A 675-mile journey is underway to get Sarah Walker, from Newmachar, her first Cornish Pasty.
BBC Radio’s One’s Greg James has appealed for people on the route to ‘pass the pasty’ to Mrs Walker who revealed live on air that she had never eaten a Cornish pasty.
The NHS Grampian worker has also revealed that she doesn’t enjoy a Cornish cream tea because she hates cream.
Mr James then launched a nationwide challenge to get the iconic baked pastry from Cornwall to Aberdeenshire.
Speaking to the Press and Journal, Mrs Walker said: “I didn’t think it would end up being this big, but then again Greg James is big and everyone loves him – me included – so I suppose it isn’t too surprising.”

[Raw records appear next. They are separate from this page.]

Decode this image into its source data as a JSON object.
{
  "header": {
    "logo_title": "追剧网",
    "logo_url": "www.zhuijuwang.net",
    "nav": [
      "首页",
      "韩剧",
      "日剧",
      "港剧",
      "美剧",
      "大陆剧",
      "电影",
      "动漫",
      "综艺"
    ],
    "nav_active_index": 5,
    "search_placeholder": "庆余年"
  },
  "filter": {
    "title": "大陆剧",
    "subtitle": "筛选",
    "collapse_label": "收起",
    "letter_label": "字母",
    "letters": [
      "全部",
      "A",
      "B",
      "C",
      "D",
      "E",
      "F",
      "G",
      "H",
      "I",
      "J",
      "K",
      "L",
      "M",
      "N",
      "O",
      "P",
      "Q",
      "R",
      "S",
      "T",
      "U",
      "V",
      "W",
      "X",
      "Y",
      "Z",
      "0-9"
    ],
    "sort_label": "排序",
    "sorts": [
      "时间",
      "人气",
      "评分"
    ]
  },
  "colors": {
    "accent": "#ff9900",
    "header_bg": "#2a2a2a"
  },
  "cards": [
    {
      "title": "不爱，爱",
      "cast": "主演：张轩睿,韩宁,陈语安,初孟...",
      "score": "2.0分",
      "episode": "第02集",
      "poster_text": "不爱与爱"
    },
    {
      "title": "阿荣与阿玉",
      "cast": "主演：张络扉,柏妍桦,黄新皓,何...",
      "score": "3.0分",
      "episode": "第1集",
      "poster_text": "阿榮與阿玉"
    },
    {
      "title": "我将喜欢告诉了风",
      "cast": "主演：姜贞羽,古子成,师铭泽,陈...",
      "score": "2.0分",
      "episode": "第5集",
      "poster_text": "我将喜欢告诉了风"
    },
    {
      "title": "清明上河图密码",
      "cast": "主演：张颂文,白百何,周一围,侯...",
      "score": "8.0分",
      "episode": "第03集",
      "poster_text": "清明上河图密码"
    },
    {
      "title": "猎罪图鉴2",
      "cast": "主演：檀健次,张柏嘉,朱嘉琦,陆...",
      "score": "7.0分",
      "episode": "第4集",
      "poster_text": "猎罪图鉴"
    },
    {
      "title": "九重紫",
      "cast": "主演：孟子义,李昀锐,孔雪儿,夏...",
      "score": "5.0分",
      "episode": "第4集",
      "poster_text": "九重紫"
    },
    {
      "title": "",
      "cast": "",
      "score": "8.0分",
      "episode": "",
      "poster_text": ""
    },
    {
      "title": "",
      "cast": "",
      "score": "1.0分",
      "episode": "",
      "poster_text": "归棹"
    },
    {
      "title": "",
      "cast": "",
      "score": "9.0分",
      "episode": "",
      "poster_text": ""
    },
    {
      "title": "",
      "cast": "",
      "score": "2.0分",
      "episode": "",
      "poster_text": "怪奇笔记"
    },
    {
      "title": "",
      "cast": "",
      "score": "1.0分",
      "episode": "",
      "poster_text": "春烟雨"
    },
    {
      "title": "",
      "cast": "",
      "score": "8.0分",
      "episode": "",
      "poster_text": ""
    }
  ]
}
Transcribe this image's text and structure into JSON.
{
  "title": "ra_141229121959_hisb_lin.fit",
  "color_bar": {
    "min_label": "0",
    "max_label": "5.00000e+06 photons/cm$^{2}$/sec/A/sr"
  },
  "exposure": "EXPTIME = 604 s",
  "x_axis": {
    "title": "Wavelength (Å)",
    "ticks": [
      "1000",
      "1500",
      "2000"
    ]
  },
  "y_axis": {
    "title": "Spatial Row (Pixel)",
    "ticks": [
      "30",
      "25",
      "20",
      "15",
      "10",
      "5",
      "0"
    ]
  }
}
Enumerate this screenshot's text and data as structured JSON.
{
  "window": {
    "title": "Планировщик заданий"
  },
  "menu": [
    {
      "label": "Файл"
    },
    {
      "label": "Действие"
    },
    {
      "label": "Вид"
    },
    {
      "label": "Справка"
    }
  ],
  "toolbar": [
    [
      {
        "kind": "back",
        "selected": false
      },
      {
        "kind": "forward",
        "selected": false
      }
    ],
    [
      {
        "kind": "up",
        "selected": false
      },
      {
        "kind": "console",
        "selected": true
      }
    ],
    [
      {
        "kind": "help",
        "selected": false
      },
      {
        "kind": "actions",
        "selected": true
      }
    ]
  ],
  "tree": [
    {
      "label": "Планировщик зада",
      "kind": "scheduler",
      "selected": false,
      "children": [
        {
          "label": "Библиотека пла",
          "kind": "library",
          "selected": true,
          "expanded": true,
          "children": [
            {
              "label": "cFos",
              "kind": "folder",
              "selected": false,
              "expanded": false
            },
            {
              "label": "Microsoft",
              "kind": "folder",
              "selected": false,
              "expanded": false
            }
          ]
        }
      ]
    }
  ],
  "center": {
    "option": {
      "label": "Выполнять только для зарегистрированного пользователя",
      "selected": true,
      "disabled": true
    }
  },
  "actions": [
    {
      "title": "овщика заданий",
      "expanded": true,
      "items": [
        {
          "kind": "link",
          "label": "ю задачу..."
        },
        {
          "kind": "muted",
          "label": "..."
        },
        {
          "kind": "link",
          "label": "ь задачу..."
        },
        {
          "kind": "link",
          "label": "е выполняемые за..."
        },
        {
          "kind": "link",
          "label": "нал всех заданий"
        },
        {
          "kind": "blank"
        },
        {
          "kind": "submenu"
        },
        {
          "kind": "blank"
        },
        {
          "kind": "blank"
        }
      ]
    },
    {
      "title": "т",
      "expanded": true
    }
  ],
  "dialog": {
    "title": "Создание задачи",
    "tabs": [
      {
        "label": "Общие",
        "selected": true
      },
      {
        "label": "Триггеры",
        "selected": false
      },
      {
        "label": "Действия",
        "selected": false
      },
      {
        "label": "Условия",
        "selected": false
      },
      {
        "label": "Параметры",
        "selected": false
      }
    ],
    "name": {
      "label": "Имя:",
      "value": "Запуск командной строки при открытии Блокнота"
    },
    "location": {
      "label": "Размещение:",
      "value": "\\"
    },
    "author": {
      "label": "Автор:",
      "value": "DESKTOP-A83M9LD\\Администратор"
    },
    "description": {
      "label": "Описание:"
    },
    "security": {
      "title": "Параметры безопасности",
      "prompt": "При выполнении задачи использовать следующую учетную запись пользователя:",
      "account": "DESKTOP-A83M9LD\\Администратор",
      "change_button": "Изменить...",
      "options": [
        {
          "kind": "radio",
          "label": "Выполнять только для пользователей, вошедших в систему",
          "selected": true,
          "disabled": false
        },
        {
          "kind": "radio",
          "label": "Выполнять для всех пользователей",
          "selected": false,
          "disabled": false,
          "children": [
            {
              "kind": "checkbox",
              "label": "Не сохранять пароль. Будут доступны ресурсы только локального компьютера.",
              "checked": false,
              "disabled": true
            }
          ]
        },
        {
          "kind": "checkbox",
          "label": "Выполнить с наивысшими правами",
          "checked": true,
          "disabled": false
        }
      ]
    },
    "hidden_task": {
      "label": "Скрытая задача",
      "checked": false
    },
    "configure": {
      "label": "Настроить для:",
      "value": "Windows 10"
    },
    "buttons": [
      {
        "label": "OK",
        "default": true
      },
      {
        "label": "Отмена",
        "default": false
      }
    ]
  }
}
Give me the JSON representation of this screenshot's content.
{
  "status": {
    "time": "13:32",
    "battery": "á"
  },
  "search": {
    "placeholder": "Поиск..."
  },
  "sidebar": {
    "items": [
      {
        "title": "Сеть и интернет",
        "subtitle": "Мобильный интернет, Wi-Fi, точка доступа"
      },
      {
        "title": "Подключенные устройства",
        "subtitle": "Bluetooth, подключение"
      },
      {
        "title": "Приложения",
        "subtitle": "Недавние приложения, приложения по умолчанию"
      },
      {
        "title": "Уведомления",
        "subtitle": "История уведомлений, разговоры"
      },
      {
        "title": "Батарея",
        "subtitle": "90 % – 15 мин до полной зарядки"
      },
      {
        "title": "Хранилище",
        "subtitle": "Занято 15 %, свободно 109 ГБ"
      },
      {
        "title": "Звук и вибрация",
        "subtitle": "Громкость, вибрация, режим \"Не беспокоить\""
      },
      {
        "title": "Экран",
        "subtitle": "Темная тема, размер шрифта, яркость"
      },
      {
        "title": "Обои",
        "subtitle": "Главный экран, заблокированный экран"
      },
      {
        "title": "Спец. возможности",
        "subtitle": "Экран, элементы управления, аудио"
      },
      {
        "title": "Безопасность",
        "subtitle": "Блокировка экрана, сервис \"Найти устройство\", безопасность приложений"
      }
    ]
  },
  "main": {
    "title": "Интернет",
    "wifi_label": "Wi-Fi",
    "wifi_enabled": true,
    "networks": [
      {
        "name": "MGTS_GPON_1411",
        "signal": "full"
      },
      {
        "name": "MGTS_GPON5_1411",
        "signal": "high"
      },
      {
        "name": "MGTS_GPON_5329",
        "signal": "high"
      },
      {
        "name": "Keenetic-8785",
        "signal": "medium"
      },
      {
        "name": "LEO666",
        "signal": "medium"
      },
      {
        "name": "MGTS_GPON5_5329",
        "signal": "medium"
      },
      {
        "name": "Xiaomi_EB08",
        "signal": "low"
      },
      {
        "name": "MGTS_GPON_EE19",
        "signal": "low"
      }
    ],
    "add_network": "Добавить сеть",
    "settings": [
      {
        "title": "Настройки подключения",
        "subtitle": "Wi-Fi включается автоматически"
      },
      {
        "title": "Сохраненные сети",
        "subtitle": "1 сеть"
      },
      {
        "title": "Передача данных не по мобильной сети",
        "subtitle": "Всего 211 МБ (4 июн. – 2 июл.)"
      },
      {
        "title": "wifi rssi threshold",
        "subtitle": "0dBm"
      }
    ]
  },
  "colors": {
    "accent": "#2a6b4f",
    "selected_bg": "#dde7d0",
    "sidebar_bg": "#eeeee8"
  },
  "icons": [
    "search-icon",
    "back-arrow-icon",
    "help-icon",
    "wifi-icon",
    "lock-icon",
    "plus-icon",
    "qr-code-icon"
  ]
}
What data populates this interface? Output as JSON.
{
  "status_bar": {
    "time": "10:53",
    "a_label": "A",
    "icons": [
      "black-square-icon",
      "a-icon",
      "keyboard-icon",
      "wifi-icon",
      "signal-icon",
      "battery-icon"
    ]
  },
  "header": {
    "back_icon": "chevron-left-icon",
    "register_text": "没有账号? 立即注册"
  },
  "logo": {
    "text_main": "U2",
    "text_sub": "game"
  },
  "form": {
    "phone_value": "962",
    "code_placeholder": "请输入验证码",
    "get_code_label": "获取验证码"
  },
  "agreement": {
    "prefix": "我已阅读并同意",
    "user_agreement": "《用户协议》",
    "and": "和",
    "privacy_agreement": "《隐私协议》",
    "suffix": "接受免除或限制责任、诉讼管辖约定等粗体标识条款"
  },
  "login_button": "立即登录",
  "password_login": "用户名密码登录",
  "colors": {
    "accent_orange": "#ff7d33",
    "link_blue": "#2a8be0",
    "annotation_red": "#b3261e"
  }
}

The journey, which Mr James hopes will be completed by the end of the week, is a total of 675.4 miles.
He has asked listeners to get in touch with the station if they could offer help and undertake a leg of the trip.
Hey @gregjames @BBCR1, we can get this pasty flying high from @Exeter_Airport towards Aberdeen! Tell us where you want to go… London? Manchester? Newcastle? ✈️ #passthepasty pic.twitter.com/eABWQ5x0v2
— Flybe ✈ (@flybe) September 3, 2018
The pasty, which lies on a red cushion in a glass box, has already travelled by ferry, car and truck.
However, concerns have been raised that the pasty may be stale by the time it gets to Aberdeenshire, and that this may affect Mrs Walker’s opinion of the baked delight with one social media user saying: “she will get a battered pasty by the time it gets up north.”
Those people worrying about the freshness of the pasty can relax. The pasty originated as a way to keep cooked ingredients fresh for longer, and Cornish miners could just shove a Cornish Pasty in their pockets and get on with their day! BTW I can do B’ham to Notts #passthepasty
— Andy Boulcott (@boulcotta) September 3, 2018